- Task statement
Each line in the entries below that contains the word "icon" counts once. Report how many there are and nothing more.

- Records for this task
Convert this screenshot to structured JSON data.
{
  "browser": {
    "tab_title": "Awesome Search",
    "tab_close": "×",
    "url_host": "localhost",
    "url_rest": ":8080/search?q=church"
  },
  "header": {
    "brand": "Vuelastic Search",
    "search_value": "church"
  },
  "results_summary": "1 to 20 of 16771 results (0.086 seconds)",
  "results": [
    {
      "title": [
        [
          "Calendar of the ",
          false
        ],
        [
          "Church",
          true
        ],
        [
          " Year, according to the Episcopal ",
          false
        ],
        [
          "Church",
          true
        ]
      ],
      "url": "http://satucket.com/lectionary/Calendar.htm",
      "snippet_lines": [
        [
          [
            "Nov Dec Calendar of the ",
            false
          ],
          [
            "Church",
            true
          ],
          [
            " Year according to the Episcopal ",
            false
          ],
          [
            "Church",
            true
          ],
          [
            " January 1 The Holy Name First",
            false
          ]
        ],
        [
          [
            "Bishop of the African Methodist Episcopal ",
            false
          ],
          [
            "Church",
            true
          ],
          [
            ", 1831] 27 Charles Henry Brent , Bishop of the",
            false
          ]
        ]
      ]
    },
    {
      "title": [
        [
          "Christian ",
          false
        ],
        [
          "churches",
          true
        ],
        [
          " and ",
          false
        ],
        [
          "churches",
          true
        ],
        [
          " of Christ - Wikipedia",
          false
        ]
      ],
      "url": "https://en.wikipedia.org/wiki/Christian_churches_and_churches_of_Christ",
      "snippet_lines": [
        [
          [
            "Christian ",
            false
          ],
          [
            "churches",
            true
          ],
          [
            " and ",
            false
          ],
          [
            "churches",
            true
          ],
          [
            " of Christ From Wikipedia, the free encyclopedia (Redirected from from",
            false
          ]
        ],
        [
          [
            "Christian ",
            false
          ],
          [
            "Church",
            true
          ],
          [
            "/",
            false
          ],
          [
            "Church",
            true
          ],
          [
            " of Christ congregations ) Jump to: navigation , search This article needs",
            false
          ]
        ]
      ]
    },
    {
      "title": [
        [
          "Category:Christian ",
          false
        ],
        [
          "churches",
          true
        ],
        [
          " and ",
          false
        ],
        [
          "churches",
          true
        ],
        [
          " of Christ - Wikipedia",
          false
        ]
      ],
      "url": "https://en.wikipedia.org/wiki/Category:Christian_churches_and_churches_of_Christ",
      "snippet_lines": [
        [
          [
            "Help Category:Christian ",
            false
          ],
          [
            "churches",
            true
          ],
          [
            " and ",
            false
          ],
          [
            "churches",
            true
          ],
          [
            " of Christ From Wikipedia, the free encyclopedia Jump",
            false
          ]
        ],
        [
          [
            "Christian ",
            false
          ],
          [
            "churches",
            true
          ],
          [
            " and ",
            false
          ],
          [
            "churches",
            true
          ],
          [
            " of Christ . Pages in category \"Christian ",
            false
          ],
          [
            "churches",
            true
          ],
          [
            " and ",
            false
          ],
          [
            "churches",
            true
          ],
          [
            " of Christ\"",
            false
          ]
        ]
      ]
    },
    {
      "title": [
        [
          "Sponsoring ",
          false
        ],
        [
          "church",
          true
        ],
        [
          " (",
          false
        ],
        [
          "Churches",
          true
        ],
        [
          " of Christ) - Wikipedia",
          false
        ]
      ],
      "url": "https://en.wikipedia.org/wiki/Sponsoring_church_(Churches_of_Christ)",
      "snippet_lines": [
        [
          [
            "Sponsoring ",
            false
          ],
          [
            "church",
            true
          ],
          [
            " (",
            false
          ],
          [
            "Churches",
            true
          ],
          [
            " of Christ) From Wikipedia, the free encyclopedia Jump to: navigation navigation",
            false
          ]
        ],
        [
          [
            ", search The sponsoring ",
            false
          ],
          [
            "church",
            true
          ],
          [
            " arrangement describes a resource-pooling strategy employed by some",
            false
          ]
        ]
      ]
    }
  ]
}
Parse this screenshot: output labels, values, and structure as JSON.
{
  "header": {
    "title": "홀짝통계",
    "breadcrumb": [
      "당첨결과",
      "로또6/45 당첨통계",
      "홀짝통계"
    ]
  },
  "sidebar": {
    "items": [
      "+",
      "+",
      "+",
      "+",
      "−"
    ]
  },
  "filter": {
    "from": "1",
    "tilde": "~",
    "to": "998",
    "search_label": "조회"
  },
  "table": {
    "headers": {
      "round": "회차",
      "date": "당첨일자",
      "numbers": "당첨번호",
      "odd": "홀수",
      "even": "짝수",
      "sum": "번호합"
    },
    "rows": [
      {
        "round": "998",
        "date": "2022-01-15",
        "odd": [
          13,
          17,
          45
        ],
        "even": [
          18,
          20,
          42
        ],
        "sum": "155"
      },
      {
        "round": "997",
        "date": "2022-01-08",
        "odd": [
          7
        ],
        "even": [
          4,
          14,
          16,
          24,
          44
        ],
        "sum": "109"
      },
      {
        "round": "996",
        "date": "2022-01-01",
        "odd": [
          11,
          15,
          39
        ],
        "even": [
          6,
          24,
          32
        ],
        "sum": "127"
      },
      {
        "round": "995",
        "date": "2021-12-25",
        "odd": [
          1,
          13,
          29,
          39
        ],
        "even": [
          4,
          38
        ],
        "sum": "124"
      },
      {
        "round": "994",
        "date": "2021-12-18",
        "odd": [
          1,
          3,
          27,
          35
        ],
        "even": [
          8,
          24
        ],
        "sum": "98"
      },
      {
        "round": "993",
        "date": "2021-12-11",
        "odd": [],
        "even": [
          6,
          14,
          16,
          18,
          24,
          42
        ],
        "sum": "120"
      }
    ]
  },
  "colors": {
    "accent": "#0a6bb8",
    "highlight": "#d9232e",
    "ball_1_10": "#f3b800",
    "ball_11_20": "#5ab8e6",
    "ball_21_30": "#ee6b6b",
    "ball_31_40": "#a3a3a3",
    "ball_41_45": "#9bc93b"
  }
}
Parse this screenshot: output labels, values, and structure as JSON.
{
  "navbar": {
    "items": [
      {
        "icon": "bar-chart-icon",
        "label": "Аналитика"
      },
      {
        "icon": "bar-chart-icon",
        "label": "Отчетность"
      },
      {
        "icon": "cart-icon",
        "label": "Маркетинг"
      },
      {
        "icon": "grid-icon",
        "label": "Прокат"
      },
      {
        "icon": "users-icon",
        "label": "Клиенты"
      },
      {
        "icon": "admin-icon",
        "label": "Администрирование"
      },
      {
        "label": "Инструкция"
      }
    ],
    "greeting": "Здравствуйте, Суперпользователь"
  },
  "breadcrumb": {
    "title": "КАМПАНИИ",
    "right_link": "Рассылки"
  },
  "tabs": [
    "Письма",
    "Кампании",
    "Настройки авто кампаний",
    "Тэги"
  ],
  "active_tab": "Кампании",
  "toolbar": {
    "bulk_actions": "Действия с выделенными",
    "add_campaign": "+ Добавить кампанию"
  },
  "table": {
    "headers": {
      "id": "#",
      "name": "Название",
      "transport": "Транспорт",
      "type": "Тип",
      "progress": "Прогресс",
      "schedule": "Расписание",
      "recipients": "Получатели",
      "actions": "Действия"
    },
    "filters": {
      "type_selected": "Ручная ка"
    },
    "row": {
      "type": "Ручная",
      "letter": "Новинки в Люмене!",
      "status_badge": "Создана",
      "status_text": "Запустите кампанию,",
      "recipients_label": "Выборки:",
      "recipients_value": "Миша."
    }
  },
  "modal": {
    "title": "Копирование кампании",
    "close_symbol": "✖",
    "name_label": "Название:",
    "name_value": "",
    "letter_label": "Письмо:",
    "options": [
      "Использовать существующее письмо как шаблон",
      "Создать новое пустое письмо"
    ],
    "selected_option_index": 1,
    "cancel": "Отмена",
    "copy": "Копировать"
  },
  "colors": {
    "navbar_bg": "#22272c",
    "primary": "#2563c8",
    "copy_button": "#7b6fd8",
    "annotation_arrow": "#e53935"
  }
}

- Response to this task
6